== Records supplied ==

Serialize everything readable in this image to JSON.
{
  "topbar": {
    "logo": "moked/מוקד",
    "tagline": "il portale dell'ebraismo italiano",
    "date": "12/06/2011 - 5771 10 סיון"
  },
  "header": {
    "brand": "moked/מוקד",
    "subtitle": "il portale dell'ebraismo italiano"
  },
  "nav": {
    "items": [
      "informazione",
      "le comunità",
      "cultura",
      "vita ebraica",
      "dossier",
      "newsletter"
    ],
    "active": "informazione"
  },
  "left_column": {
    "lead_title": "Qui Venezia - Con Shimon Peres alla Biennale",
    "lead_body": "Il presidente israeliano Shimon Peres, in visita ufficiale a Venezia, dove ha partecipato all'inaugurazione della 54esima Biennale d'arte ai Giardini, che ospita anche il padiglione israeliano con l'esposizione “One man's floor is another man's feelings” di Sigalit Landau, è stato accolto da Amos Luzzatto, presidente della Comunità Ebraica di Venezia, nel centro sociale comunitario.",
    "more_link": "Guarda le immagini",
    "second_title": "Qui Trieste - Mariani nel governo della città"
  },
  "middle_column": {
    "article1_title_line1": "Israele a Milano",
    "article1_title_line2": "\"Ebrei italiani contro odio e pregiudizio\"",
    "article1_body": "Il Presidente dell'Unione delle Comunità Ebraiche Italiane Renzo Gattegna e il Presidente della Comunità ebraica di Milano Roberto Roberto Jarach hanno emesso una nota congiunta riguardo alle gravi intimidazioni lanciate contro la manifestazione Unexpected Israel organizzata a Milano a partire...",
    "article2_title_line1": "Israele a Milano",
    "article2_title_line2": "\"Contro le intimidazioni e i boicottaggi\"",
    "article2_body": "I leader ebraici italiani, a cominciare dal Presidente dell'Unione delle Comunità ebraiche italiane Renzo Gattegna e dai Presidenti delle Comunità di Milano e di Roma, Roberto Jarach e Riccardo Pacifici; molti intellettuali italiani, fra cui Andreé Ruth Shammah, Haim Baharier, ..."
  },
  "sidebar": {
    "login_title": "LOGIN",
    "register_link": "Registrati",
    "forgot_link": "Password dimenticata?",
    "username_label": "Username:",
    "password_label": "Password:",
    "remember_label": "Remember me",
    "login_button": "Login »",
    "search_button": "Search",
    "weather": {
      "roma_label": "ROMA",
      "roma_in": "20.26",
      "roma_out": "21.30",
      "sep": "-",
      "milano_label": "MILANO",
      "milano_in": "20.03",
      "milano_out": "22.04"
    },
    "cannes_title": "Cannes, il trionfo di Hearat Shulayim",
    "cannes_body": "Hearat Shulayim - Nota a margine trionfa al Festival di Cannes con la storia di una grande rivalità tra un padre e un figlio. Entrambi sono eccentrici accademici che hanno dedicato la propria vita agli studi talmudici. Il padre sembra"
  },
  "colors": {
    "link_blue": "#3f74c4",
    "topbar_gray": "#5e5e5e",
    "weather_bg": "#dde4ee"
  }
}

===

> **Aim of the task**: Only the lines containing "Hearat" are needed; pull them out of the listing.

> **Problem solution**:
    "cannes_title": "Cannes, il trionfo di Hearat Shulayim",
    "cannes_body": "Hearat Shulayim - Nota a margine trionfa al Festival di Cannes con la storia di una grande rivalità tra un padre e un figlio. Entrambi sono eccentrici accademici che hanno dedicato la propria vita agli studi talmudici. Il padre sembra"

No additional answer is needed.